Kim So-yeon, a 23-year-old liberal and Joongang Law University student, also values a common bloodline and heritage. "I'm one of the supporters of unification, so I try to speak about North Korea in a friendly way," she said.
Kim wants the North to keep its nuclear weapons. She thinks it's a justified deterrent against U.S. aggression. And she does not believe the North sank the Cheonan.
On March 26, the South Korean navy corvette was severed in two by a mysterious underwater explosion, killing 46 sailors. After an exhaustive investigation, on May 20 a commission of South Korean and international experts announced that North Korea had launched a torpedo strike on the warship.
But like Kim, other Koreans refuse to believe their government on this point. A May 22 poll by South Korean newspaper Dong-A Ilbo found that 21 percent of South Koreans still did not believe North Korea was involved in the incident. Another May 26 poll conducted by three journalist unions found that 41 percent of Korean journalists — perhaps those most in touch with their government's record of veracity — also do not believe the findings.
"It's really extraordinary, when you think about it, that for the rest of the world it's incontrovertible, but for South Koreans, it's just not enough," Myers said.
He says much of the skepticism can be attributed to a sizable population of bona fide North Korean sympathizers who are especially concentrated in the southwest. They resent President Lee Myung-bak's strict stance toward the North, which departs from the magnanimous "sunshine policy" of prior administrations.
"People don't understand that about 20 percent of the population here not only really sympathize with North Korea but actually sympathize with the regime. They actually take their sides in disagreements with the South," he said.

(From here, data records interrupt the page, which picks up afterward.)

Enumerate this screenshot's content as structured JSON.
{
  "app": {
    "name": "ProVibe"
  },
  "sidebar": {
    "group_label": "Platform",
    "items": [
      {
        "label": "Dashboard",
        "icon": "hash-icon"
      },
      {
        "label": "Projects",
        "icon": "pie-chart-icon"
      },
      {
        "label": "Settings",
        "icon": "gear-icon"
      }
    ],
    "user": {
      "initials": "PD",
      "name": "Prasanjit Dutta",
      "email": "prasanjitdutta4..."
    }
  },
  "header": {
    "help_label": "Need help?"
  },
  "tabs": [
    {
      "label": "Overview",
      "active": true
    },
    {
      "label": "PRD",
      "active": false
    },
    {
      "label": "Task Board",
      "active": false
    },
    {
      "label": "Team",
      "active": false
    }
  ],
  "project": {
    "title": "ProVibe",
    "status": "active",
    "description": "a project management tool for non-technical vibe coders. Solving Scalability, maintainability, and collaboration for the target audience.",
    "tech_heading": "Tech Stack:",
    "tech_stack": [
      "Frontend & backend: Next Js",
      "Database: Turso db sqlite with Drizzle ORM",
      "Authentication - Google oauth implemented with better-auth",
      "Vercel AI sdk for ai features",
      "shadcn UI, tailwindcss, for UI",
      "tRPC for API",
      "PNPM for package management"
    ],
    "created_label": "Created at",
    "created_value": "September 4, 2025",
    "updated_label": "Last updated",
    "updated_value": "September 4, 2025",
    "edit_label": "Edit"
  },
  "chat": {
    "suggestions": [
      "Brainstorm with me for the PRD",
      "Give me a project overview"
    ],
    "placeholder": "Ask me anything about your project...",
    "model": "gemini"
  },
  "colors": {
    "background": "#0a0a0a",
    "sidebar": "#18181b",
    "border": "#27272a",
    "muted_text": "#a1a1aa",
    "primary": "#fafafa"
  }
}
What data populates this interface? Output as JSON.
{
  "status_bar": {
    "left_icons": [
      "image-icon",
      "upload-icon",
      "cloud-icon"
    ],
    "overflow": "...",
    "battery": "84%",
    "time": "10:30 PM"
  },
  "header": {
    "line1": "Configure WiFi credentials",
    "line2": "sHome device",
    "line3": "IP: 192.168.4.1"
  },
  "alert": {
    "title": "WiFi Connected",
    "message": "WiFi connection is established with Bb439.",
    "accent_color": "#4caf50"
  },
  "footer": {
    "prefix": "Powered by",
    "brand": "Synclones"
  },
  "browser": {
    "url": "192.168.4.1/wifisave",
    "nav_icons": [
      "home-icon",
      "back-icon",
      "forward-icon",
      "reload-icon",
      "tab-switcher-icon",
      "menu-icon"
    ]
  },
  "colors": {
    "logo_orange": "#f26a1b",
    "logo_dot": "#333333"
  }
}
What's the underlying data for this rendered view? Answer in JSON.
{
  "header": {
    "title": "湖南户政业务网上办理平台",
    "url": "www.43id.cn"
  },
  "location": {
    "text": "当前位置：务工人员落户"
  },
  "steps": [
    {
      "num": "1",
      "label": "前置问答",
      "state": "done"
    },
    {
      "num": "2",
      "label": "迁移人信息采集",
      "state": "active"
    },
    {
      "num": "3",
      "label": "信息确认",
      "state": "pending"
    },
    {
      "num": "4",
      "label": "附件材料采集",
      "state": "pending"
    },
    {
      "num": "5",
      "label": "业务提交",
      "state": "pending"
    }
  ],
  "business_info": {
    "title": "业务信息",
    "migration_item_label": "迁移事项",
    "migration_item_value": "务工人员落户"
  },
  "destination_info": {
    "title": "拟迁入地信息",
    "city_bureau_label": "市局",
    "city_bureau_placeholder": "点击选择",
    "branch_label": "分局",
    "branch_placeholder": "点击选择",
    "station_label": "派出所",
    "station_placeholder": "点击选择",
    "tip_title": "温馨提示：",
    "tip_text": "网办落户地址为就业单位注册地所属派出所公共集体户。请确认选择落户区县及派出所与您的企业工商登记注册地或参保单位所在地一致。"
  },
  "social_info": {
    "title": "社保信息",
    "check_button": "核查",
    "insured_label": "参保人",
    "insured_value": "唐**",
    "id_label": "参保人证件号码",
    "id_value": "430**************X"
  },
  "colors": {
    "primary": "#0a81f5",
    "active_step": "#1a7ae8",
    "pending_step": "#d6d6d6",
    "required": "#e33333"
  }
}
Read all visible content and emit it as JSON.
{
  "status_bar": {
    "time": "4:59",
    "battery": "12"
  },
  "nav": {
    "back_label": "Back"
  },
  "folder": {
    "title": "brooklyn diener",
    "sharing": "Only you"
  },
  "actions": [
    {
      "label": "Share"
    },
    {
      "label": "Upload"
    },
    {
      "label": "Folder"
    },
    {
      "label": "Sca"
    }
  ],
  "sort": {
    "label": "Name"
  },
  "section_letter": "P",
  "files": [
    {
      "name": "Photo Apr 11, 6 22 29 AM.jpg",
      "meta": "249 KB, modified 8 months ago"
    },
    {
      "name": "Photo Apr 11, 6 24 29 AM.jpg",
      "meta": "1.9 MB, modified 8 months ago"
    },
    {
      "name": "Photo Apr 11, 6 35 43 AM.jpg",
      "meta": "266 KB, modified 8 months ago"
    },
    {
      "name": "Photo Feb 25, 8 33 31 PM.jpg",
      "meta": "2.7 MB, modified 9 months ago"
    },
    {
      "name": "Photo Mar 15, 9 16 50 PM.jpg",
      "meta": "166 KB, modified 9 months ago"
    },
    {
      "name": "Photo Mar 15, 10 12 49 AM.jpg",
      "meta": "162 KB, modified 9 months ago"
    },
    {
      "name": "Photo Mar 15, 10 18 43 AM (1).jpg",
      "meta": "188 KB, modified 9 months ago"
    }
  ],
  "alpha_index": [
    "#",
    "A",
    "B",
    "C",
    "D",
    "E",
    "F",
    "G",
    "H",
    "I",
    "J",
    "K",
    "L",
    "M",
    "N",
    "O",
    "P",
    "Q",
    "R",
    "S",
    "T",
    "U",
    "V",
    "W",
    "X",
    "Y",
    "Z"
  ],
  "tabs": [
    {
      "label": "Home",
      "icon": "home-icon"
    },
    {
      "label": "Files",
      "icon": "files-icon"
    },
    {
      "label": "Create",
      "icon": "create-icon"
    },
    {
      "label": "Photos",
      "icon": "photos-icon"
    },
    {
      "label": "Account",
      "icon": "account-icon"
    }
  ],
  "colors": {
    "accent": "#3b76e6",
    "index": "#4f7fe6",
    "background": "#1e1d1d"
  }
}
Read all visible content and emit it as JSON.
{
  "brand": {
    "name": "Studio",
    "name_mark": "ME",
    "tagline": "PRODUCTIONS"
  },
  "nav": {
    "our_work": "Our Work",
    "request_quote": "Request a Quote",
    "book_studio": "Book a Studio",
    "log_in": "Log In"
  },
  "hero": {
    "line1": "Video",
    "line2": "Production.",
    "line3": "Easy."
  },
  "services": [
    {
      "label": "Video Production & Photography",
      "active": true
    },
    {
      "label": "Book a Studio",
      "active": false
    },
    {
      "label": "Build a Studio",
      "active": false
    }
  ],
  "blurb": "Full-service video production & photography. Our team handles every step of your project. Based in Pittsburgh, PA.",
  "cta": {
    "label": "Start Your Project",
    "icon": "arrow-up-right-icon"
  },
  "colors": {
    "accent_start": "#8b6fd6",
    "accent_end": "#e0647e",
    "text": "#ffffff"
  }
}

Most South Koreans believe the North sank their warship, said Peter Beck, a Pantec research fellow at Stanford University. Still, he added that "the average Korean" has not completely accepted the findings and continues to cast doubts on various details. Some would say this makes sense in a country where every president since the 1980s has been accused for corruption.
Critics see indications of a cover-up and question why the government has failed to produce important evidence like the ship's radio communication tapes.
A great many South Koreans are also cynical about Lee's handling of the incident. They accuse him of using the event for political gain to rally conservative-leaning voters to his party prior to the gubernatorial elections that took place yesterday.
Kim would be one such skeptic. "It's a fabricated story just for the upcoming election," she said last month.
But despite doubts circulating the liberal-laden blogosphere, experts say more and more unsure Koreans are coming to terms with evidence that Beck calls "too strong to question at this point."
Shin would fall into this group.
"I want to believe that it's not North Korea who attacked our ship. However, I am now confused very much. The rumor saying our government made up the whole story … is not acceptable," she said.
Others have taken their government at its word from the get-go and are just plain fed up with the North.
"During the two horrible years in the army, I was always under stress just because of them. I want to be set free from it," said Kim Dong-hyun, a 23-year-old who just completed the two years of mandatory military service required of all Korean men.
Indeed, North Korea Heritage Foundation analyst Bruce Klingner says the new generation of Koreans hold views more like this ex-soldier's than those of liberals Shin and Kim.
"For them it's less affinity for North Korea, more interest in making money," he said.
Journalist Lee Ji-sook contributed to this report.
This article originally appeared on GlobalPost.